She had a right to be nervous too… because one day the pipe broke. Luckily, no one was in the office at the time.

“We call it ‘the fire’,” Norheim said, joking, “it sounds better.”

Norheim says they lost a lot of stuff like books in the office, which had to be thrown out from damage.

Dietitian, Margaret Fleming, shares an office with Norheim where the sewer pipe hangs above their heads. Photo/Angela Denning

Boggs also remembers that day well. He and other staff were dealing with the clogged sewer pipes in the building.

“We were upstairs working and it was like, ‘Oh, she’s free!’,” Boggs said. “And then we came down here and opened this door and it’s like, ‘Oh, my God!’ It’d choke a dog, yeah.”

The sewer pipe is like other parts of the building’s infrastructure that has been plaguing Boggs over the years. He didn’t know the sewer pipe was at risk.

“That’s cast iron pipe, that’s code,” Boggs said. “But there’s no way to tell how thin it is until it breaks and then you find out just the bottom of it is like a 32nd of an inch, it’s like the tin foil on gum.”

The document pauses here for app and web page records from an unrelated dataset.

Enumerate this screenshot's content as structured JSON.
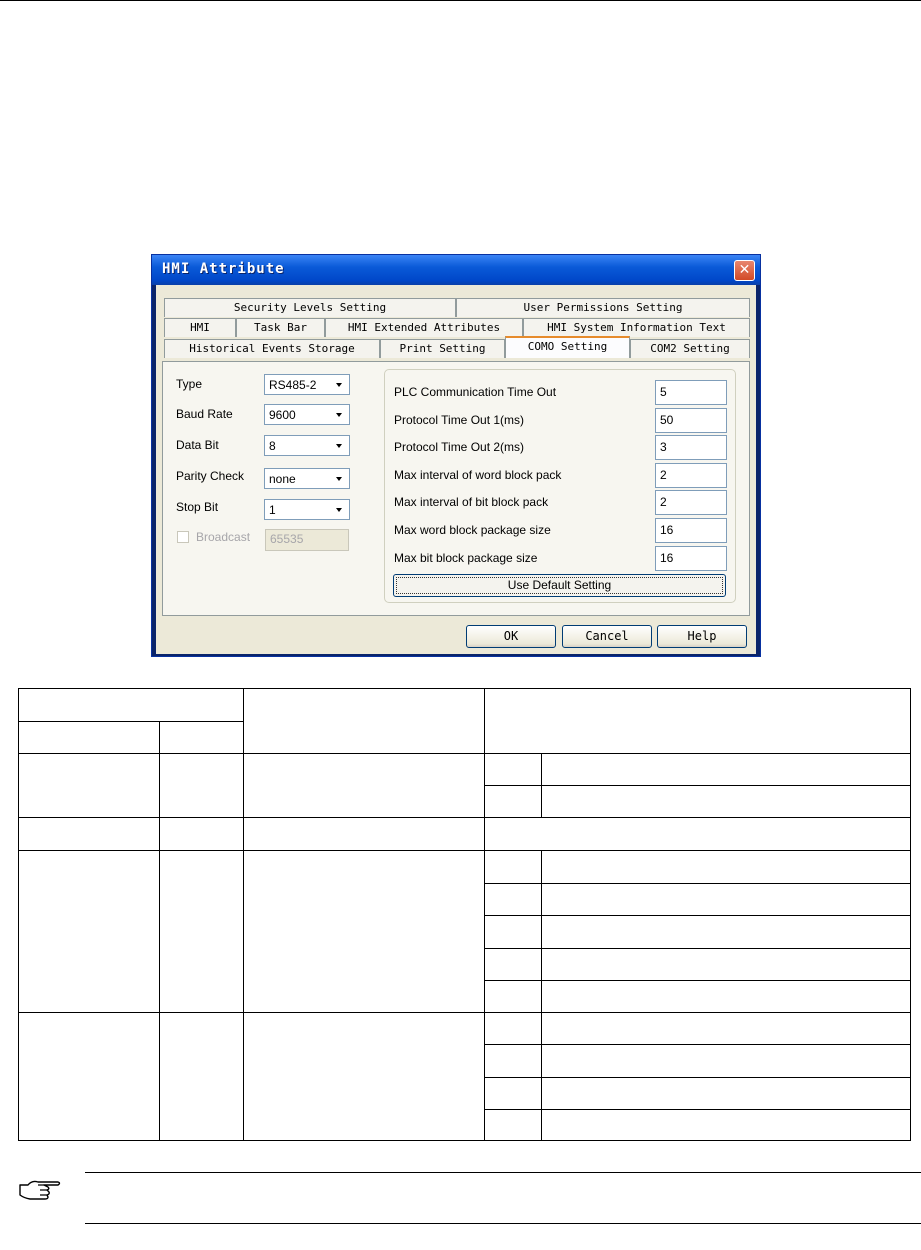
{
  "dialog": {
    "title": "HMI Attribute",
    "close_glyph": "✕",
    "tabs_row1": [
      "Security Levels Setting",
      "User Permissions Setting"
    ],
    "tabs_row2": [
      "HMI",
      "Task Bar",
      "HMI Extended Attributes",
      "HMI System Information Text"
    ],
    "tabs_row3": [
      "Historical Events Storage",
      "Print Setting",
      "COMO Setting",
      "COM2 Setting"
    ],
    "left": {
      "type_label": "Type",
      "type_value": "RS485-2",
      "baud_label": "Baud Rate",
      "baud_value": "9600",
      "databit_label": "Data Bit",
      "databit_value": "8",
      "parity_label": "Parity Check",
      "parity_value": "none",
      "stopbit_label": "Stop Bit",
      "stopbit_value": "1",
      "broadcast_label": "Broadcast",
      "broadcast_value": "65535"
    },
    "right": {
      "rows": [
        {
          "label": "PLC Communication Time Out",
          "value": "5"
        },
        {
          "label": "Protocol Time Out 1(ms)",
          "value": "50"
        },
        {
          "label": "Protocol Time Out 2(ms)",
          "value": "3"
        },
        {
          "label": "Max interval of word block pack",
          "value": "2"
        },
        {
          "label": "Max interval of bit block pack",
          "value": "2"
        },
        {
          "label": "Max word block package size",
          "value": "16"
        },
        {
          "label": "Max bit block package size",
          "value": "16"
        }
      ],
      "default_button": "Use Default Setting"
    },
    "buttons": {
      "ok": "OK",
      "cancel": "Cancel",
      "help": "Help"
    }
  },
  "icons": {
    "note": "pointing-hand-icon",
    "dropdown": "chevron-down-icon",
    "close": "close-icon"
  }
}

In the hallway, the industrial buzz of fluorescent lighting fills the air. We are near the guts of the building—where the electrical and plumbing systems live.

In another room nearby Boggs points to a pipe that runs below the ceiling and then turns upward.

“See how the plumbing just disappears into the ceiling?” Boggs asks. “And this is all the power. And that is dried now but that is where water has run right over our electrical panels from upstairs because you can’t push a pad back and you know…it’s been a real adventure.”

Old plumbing pipe at the hospital is difficult to replace when it disappears into the ceiling like this. Photo/Angela Denning

Or maybe a plumbing nightmare, I say.

“Yeah,” he agrees.

The hospital is far from the oldest building in town but Boggs argues that it’s the busiest with multiple groups of people using it.

“It’s the one place in town that it never sleeps,” Boggs said. “I mean there’s people here round the clock. Water’s being run, sewers are run, elevators are working. This place gets a workout 24-7.”

Despite the plumbing problems the hospital has passed all of its recent inspections. Things are up to code although some has been grandfathered in. The kitchen doesn’t have a separate produce sink, for example. But details like that would be remedied in a remodel that’s being proposed, estimated at about $300,000. That could pay for construction and design but doesn’t include new equipment or removing any possible hazardous material.

CEO Liz Woodyard says the money will come from either hospital investments or cash they have on hand. She says the operations side of the medical center is running smoothly and revenue looks stable. But the aging building is a problem.

“The oldest part is very concerning to us because it holds a kitchen and on the second floor is where long term care is and that’s really important to us to have a nice environment for the residents,” Woodyard said. “It’s their home and so we want to have a good environment for them.”

The long term goal is to get a whole new medical center. The current building is located near downtown with no room to expand. It’s just a few blocks up the hill from the water. The last time there was a tsunami warning all the patients had to be evacuated, including from the nursing home unit.

In the meantime, Woodyard says, staff remains dedicated to providing quality care even in a challenging environment.

The kitchen renovation project will be proposed to the hospital’s board of directors at their meeting Wednesday.